Task goal
Within the records that follow, find every line containing the string "rawsize". Copy those lines.

====== Dataset content ======

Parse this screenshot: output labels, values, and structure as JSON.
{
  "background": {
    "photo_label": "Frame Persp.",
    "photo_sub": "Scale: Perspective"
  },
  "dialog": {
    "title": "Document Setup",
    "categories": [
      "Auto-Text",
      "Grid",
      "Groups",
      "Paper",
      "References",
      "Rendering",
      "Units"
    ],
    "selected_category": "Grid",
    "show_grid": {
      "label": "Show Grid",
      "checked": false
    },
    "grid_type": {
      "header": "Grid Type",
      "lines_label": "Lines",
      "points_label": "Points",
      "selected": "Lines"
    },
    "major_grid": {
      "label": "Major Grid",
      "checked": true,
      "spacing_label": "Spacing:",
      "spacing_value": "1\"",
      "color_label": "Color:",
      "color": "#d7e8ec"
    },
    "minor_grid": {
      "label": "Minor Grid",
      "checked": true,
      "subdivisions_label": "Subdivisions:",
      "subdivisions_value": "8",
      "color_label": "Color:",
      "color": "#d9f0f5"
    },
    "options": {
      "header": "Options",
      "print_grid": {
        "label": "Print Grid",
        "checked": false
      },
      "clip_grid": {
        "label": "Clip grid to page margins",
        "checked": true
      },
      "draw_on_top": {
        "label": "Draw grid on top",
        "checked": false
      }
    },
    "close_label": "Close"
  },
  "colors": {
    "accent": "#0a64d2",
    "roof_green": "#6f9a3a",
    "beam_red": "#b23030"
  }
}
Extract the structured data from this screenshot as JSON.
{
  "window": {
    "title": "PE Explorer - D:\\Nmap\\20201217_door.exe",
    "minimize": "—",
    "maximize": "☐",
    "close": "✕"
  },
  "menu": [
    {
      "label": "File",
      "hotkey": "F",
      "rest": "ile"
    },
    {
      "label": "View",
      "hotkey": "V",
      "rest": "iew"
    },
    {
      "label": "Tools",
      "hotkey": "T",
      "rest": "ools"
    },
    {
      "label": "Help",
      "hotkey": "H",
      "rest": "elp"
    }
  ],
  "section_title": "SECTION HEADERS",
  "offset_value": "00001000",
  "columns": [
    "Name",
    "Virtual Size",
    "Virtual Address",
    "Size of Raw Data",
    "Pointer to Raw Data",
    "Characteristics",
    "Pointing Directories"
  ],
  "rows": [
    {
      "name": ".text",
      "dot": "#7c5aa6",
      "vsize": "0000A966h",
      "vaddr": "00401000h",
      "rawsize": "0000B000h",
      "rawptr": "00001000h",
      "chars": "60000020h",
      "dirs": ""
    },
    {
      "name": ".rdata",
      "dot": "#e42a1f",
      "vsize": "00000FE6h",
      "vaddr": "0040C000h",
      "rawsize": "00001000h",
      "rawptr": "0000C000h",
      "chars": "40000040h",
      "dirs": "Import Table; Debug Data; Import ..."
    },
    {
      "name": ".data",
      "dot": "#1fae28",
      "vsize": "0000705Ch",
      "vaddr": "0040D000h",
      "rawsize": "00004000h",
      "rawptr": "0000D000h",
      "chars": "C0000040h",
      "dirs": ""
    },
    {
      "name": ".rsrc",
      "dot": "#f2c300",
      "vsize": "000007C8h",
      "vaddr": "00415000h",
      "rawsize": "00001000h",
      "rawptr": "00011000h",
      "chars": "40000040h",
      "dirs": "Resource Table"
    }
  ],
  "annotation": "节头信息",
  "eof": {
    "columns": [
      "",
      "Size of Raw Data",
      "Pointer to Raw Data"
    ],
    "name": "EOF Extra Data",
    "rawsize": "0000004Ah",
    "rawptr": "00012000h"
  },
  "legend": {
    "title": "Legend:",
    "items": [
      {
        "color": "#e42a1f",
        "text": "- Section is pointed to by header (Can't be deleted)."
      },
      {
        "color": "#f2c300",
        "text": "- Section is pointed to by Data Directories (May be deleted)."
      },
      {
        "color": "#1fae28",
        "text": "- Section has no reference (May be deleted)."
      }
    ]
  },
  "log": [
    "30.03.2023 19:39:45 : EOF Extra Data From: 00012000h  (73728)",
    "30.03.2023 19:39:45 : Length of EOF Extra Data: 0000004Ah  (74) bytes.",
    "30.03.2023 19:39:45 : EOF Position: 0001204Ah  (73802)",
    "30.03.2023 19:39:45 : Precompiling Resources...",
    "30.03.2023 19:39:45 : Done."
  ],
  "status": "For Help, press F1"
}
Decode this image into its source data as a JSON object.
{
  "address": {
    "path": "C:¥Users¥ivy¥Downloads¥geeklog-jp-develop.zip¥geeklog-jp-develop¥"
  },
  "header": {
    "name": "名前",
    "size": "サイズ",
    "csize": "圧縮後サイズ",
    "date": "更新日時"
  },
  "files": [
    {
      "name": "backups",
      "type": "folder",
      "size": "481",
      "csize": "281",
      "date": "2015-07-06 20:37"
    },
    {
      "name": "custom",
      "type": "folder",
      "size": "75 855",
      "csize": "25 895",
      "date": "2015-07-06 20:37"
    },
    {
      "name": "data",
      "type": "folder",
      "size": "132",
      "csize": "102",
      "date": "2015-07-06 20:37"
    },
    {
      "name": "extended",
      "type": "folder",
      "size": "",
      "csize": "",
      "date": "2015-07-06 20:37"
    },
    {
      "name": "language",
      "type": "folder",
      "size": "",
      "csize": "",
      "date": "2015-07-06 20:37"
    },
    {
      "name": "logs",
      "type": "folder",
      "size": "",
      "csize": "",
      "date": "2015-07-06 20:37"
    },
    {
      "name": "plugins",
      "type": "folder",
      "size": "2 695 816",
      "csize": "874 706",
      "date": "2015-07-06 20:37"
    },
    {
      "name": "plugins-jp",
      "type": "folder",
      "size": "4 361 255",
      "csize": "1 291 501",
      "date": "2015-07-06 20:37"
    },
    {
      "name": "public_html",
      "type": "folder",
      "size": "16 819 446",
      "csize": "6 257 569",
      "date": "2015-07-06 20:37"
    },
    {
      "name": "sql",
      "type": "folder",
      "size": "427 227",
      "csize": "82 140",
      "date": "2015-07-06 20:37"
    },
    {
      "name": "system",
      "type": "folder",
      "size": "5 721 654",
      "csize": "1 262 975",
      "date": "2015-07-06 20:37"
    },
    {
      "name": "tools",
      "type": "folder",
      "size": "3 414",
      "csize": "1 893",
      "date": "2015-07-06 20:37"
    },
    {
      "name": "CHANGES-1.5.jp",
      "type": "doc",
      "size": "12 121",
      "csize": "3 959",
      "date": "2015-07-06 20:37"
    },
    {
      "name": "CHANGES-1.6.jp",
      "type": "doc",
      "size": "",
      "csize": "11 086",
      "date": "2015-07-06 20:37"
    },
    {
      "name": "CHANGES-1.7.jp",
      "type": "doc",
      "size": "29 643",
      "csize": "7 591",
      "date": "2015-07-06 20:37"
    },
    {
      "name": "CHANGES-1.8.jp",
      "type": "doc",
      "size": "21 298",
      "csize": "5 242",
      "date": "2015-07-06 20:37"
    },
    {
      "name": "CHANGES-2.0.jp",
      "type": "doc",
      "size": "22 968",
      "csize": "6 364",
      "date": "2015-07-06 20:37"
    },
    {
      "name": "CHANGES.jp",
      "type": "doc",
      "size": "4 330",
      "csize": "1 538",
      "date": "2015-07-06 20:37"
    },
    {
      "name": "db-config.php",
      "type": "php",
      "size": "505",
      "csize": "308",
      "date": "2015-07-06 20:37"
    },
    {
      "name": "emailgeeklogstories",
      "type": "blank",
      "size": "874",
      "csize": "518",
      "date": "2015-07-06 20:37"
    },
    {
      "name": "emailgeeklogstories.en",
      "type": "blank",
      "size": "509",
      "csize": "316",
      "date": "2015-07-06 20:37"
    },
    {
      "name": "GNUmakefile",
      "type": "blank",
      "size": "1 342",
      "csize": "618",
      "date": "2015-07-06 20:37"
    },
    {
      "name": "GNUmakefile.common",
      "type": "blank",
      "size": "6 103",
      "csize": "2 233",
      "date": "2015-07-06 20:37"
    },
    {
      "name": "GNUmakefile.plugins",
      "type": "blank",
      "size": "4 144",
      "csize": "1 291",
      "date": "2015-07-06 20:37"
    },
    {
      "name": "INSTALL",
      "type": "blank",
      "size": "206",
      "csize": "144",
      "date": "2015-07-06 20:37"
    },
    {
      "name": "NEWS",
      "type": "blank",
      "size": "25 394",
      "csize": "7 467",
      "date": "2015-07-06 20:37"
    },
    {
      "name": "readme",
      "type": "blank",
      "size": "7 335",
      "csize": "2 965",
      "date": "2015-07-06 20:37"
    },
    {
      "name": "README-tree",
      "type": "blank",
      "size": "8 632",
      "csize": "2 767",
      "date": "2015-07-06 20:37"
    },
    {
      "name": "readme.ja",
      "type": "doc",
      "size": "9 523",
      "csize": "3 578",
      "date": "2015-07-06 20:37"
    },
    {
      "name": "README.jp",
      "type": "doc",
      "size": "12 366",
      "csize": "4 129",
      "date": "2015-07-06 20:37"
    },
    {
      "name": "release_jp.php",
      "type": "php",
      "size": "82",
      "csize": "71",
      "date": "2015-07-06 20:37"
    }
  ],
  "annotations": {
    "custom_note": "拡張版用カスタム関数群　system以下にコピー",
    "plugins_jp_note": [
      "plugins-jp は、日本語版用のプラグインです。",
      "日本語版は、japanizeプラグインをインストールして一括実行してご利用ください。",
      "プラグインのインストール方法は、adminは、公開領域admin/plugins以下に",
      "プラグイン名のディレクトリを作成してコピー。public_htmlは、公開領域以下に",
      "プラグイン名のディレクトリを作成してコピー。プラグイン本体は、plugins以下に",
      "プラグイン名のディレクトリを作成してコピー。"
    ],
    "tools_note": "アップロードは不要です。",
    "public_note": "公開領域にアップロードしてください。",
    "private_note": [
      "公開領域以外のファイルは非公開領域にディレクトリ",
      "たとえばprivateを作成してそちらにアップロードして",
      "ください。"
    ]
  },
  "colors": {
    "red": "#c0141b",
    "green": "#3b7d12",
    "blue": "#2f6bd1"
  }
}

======

Answer section
      "rawsize": "0000B000h",
      "rawsize": "00001000h",
      "rawsize": "00004000h",
      "rawsize": "00001000h",
    "rawsize": "0000004Ah",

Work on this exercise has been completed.